Sometimes those seeds may just take the form of a kind word in the middle of rush-hour shopping. Other times, you may get the opportunity to pray and minister to someone. But whatever the situation, keep a sharp eye out for even the smallest chance to assist people.
I've had some outstanding experiences giving a few dollars to someone in need. As they are taking the money, I tell them, "This money is from the Lord Jesus Christ. I serve Him. He is the One who instructed me to help you."
It's amazing how many people are ready to hear what you have to say when you say it in love. They're starved for someone to really care. Be that someone this Christmas season. Spread the Word about the peace that's available in Jesus. Tell about His goodwill toward men.
Who knows how many of those small seeds may one day take root and bring one more precious person into the glorious kingdom of God?
The Lord upholds all who fall and lifts up all who are bowed down. Psalm 145:14
A guest band was leading praise and worship at our church, and their passion for the Lord was moving. We could see—and feel—their enthusiasm.
Then the musicians revealed that they were all ex-prisoners. Suddenly their songs took on special meaning, and I saw why their words of praise meant so much to them. Their worship was a testimony of lives broken and restored.
The world may embrace success. But stories of past failure offer people hope too. They assure us that God loves us no matter how many times we have failed. Pastor Gary Inrig says that what we call the Hall of Faith in Hebrews 11 could well be entitled God’s Hall of Reclaimed Failures. “There is scarcely an individual in that chapter without a serious blemish in his or her life,” he observes. “But God is in the business of restoring failures . . . . That is a great principle of God’s grace.”
I love the comfort of Psalm 145, which speaks of God’s “wonderful works” (vv. 5–6) and glorious kingdom (v. 11). It describes His compassion (vv. 8–9) and faithfulness (v. 13)—then immediately tells us that He lifts up those who have fallen (v. 14). All His attributes are expressed when He picks us up. He is indeed in the business of restoration.
Have you failed before? We all have. Have you been restored? All who have been redeemed are stories of God’s grace.

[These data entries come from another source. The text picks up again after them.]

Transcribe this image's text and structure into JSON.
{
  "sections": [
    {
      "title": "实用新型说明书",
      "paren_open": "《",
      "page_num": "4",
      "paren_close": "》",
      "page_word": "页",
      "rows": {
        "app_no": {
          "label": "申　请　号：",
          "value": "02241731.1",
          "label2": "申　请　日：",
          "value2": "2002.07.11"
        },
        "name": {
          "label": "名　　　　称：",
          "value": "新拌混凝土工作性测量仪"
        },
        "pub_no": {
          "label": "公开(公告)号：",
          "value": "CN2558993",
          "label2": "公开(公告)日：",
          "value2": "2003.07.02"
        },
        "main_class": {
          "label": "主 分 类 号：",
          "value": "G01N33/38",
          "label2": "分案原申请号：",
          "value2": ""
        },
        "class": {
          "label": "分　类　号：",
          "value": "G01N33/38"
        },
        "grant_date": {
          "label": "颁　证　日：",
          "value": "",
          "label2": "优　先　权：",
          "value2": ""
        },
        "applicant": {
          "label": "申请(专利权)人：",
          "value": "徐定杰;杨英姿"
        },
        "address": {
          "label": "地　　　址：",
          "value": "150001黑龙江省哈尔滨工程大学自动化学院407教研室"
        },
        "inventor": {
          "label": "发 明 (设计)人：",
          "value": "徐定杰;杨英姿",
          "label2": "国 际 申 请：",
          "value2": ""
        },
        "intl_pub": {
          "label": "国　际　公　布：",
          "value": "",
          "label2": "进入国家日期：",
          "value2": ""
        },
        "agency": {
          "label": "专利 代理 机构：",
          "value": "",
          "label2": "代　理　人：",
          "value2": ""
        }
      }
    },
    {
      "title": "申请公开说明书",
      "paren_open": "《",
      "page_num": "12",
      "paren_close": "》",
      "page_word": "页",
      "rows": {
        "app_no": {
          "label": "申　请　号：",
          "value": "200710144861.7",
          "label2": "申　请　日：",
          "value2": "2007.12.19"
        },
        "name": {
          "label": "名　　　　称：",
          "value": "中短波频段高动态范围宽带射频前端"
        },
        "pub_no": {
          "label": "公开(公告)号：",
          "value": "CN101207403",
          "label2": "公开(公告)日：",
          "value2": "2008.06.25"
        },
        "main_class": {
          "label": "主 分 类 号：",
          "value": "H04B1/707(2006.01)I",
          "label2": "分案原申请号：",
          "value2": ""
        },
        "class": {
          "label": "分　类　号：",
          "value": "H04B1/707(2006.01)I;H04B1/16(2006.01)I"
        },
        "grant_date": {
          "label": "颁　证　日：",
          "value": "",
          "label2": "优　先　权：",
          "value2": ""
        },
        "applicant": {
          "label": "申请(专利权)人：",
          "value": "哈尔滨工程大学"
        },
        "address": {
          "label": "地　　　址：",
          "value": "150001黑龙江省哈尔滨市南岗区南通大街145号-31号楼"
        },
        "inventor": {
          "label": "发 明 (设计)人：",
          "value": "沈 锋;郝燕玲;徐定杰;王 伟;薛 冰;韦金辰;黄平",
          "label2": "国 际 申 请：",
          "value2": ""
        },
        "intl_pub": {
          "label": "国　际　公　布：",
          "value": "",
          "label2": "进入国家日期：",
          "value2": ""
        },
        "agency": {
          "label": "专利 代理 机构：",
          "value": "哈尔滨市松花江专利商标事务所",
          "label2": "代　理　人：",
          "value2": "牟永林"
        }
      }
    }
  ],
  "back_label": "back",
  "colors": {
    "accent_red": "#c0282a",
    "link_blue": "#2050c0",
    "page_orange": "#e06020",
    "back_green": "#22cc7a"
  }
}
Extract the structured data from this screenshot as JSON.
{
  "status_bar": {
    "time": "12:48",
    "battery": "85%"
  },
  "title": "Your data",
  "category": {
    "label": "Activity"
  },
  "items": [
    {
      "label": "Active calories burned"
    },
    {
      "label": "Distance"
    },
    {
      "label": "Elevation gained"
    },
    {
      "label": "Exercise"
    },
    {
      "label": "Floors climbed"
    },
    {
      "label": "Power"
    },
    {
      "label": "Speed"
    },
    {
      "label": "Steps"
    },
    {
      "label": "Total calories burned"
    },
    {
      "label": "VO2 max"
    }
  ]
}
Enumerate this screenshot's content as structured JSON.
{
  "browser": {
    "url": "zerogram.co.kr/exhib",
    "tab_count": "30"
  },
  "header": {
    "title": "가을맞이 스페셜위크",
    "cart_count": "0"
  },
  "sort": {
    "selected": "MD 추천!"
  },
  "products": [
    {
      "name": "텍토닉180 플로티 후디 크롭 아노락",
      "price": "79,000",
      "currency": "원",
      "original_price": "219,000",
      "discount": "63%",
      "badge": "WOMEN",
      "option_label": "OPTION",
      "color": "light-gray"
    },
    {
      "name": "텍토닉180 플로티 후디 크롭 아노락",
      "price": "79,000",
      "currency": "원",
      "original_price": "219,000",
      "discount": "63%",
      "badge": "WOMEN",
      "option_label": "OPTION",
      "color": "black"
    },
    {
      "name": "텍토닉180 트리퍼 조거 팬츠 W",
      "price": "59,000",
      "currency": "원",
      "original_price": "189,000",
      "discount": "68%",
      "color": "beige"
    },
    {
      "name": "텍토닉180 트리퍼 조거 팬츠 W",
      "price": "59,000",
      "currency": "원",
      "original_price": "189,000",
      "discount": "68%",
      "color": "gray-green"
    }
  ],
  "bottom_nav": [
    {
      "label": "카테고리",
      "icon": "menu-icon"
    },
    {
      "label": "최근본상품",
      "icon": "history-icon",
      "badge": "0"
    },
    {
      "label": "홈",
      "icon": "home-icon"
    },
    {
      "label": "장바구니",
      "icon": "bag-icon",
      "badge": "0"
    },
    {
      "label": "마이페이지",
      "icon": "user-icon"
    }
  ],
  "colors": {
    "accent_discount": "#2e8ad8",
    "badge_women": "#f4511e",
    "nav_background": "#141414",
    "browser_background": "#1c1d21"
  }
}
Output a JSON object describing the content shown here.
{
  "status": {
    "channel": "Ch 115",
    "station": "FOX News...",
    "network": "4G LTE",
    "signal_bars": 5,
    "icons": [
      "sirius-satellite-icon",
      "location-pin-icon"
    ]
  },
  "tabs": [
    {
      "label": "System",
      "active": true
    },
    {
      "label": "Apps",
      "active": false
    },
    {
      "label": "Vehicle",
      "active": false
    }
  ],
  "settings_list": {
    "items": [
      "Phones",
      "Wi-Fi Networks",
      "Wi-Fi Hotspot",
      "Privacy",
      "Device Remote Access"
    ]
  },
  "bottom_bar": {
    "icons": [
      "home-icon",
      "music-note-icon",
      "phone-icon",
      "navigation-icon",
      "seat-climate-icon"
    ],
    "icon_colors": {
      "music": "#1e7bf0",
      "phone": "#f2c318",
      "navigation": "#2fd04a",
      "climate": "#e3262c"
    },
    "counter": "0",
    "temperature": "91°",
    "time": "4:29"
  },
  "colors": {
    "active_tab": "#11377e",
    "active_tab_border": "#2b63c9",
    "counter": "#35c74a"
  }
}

Our stories of failure can be God’s stories of success.
For the believer, the living God is the ultimate safety net. The psalmist says, “The Lord upholds all who fall” (Ps. 145:14). Despite allowing disappointment, loss, and failure, God provides the power and resources to keep us going when we stumble.
How might you praise God today for His steadfast love that reaches out to you after you fall?
Blessed (happy, fortunate, prosperous, and enviable) is the man who walks and lives not in the counsel of the ungodly [following their advice, their plans and purposes], nor stands [submissive and inactive] in the path where sinners walk, nor sits down [to relax and rest] where the scornful [and the mockers] gather.
— Psalm 1:1
Living above society’s moral decline involves the choices we make regarding our conversations, the way we dress, what we read, and the TV shows and movies we watch. It also has to do with the level of integrity with which we live our personal lives, interact with other people and conduct ourselves in our businesses or professions.
As Christians, we need to encourage one another to live by godly standards and resist the pull of the world. A well-known quote offers some good advice: “Watch your thoughts, for they become words. Watch your words, for they become actions. Watch your actions, for they become habits. Watch your habits, for they become character. Watch your character, for it becomes your destiny.”
One of God’s great gifts to mankind is the power of choice. If we want to enjoy the blessings He has for us, we need to make lifestyle choices that align with His Word and are consistent with the values of His Word, not choices reflecting the constantly eroding values of the world.
I urge you to make a decision to serve God wholly, putting Him first in everything you do.